E2e tests for Libervia are executed, as it is common in web world, with Selenium: user actions are simulated in automated browser, and results are checked.

To make the tests as easy to write as possible, and as natural to read as possible, the higher level Helium Python module is used. Thanks to it, the tests can read pretty much like instructions we would give to a human user. Helium makes also easy to do some tasks more complicated with Selenium alone, like dropping a file to an element.

If a test is failing, a screenshot of the browser is taken. If you run the tests though the run_e2e.py command (which you should), you’ll find the screenshots in the report_* directory which is created in working dir in case of failure.

Here are the helping fixtures which are notably good to know, you should always use either log_in_account1 or nobody_logged_in:


Start the test with the main test account logged.


Start the test without anybody logged (this is done by clearing all cookies).


Following examples have to be run from tests/e2e directory.

Run all tests for Libervia CLI:

$ ./run_e2e.py -k libervia-cli

Run all tests for Libervia Web with real-time visual feedback (note that you need to have vncviewer installed and available in path, see above):

$ ./run_e2e.py -k libervia-web --visual

Run all tests with verbose mode (useful to know which test is currently running):

$ ./run_e2e.py -v

Run pubsub tests in verbose mode:

$ ./run_e2e.py -k pubsub -v

Run in dev mode, to work on new tests, note that we run the user_can_create_account test to be sure to have test profiles created and fake SMTP server run…:

$ ./run_e2e.py -k user_can_create_account --dev-mode

…then to go into the backend container and work with the browser (to be run in docker directory)…:
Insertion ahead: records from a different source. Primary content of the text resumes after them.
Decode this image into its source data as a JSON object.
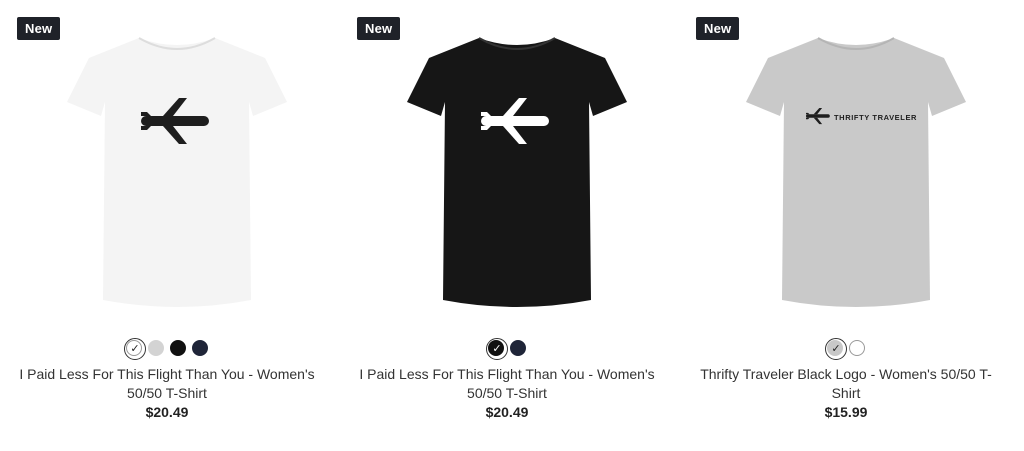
{
  "products": [
    {
      "badge": "New",
      "title": "I Paid Less For This Flight Than You - Women's 50/50 T-Shirt",
      "price": "$20.49",
      "shirt_color": "#f4f4f4",
      "logo_color": "#1e1e1e",
      "logo_text": "",
      "swatches": [
        {
          "color": "#ffffff",
          "selected": true
        },
        {
          "color": "#d3d3d3",
          "selected": false
        },
        {
          "color": "#111111",
          "selected": false
        },
        {
          "color": "#1f2538",
          "selected": false
        }
      ]
    },
    {
      "badge": "New",
      "title": "I Paid Less For This Flight Than You - Women's 50/50 T-Shirt",
      "price": "$20.49",
      "shirt_color": "#161616",
      "logo_color": "#ffffff",
      "logo_text": "",
      "swatches": [
        {
          "color": "#111111",
          "selected": true
        },
        {
          "color": "#1f2538",
          "selected": false
        }
      ]
    },
    {
      "badge": "New",
      "title": "Thrifty Traveler Black Logo - Women's 50/50 T-Shirt",
      "price": "$15.99",
      "shirt_color": "#c9c9c9",
      "logo_color": "#1e1e1e",
      "logo_text": "THRIFTY TRAVELER",
      "swatches": [
        {
          "color": "#c8c8c8",
          "selected": true
        },
        {
          "color": "#ffffff",
          "selected": false
        }
      ]
    }
  ]
}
$ docker-compose -f docker-compose-e2e.yml exec backend /bin/bash

…and, inside the container, you can now run python3 and enter instruction prints at the end of the test session.